━━━━━ INFORMATION GIVEN

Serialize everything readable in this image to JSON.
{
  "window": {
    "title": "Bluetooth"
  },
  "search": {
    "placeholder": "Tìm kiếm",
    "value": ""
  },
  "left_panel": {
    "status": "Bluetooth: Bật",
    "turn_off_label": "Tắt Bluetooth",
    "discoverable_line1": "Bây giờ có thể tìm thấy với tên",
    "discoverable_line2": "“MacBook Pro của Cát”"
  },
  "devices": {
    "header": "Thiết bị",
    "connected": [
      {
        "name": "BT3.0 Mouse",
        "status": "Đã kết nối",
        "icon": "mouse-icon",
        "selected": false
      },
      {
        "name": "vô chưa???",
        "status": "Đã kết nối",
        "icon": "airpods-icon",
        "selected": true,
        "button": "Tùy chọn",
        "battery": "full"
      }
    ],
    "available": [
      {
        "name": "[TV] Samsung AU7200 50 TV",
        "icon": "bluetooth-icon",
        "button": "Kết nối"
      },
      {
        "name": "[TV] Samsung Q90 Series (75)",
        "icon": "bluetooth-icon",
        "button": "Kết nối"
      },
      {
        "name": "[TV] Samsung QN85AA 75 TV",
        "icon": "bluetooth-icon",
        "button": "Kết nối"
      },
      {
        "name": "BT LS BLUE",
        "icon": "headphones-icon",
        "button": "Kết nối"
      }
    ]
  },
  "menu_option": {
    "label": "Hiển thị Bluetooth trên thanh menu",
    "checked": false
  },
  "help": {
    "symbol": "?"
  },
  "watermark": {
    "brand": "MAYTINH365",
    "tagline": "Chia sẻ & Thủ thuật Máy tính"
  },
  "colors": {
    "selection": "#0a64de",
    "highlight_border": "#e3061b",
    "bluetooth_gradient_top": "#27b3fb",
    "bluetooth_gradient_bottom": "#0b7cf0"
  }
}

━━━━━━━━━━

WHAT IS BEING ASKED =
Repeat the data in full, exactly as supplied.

THE ANSWER =
Serialize everything readable in this image to JSON.
{
  "window": {
    "title": "Bluetooth"
  },
  "search": {
    "placeholder": "Tìm kiếm",
    "value": ""
  },
  "left_panel": {
    "status": "Bluetooth: Bật",
    "turn_off_label": "Tắt Bluetooth",
    "discoverable_line1": "Bây giờ có thể tìm thấy với tên",
    "discoverable_line2": "“MacBook Pro của Cát”"
  },
  "devices": {
    "header": "Thiết bị",
    "connected": [
      {
        "name": "BT3.0 Mouse",
        "status": "Đã kết nối",
        "icon": "mouse-icon",
        "selected": false
      },
      {
        "name": "vô chưa???",
        "status": "Đã kết nối",
        "icon": "airpods-icon",
        "selected": true,
        "button": "Tùy chọn",
        "battery": "full"
      }
    ],
    "available": [
      {
        "name": "[TV] Samsung AU7200 50 TV",
        "icon": "bluetooth-icon",
        "button": "Kết nối"
      },
      {
        "name": "[TV] Samsung Q90 Series (75)",
        "icon": "bluetooth-icon",
        "button": "Kết nối"
      },
      {
        "name": "[TV] Samsung QN85AA 75 TV",
        "icon": "bluetooth-icon",
        "button": "Kết nối"
      },
      {
        "name": "BT LS BLUE",
        "icon": "headphones-icon",
        "button": "Kết nối"
      }
    ]
  },
  "menu_option": {
    "label": "Hiển thị Bluetooth trên thanh menu",
    "checked": false
  },
  "help": {
    "symbol": "?"
  },
  "watermark": {
    "brand": "MAYTINH365",
    "tagline": "Chia sẻ & Thủ thuật Máy tính"
  },
  "colors": {
    "selection": "#0a64de",
    "highlight_border": "#e3061b",
    "bluetooth_gradient_top": "#27b3fb",
    "bluetooth_gradient_bottom": "#0b7cf0"
  }
}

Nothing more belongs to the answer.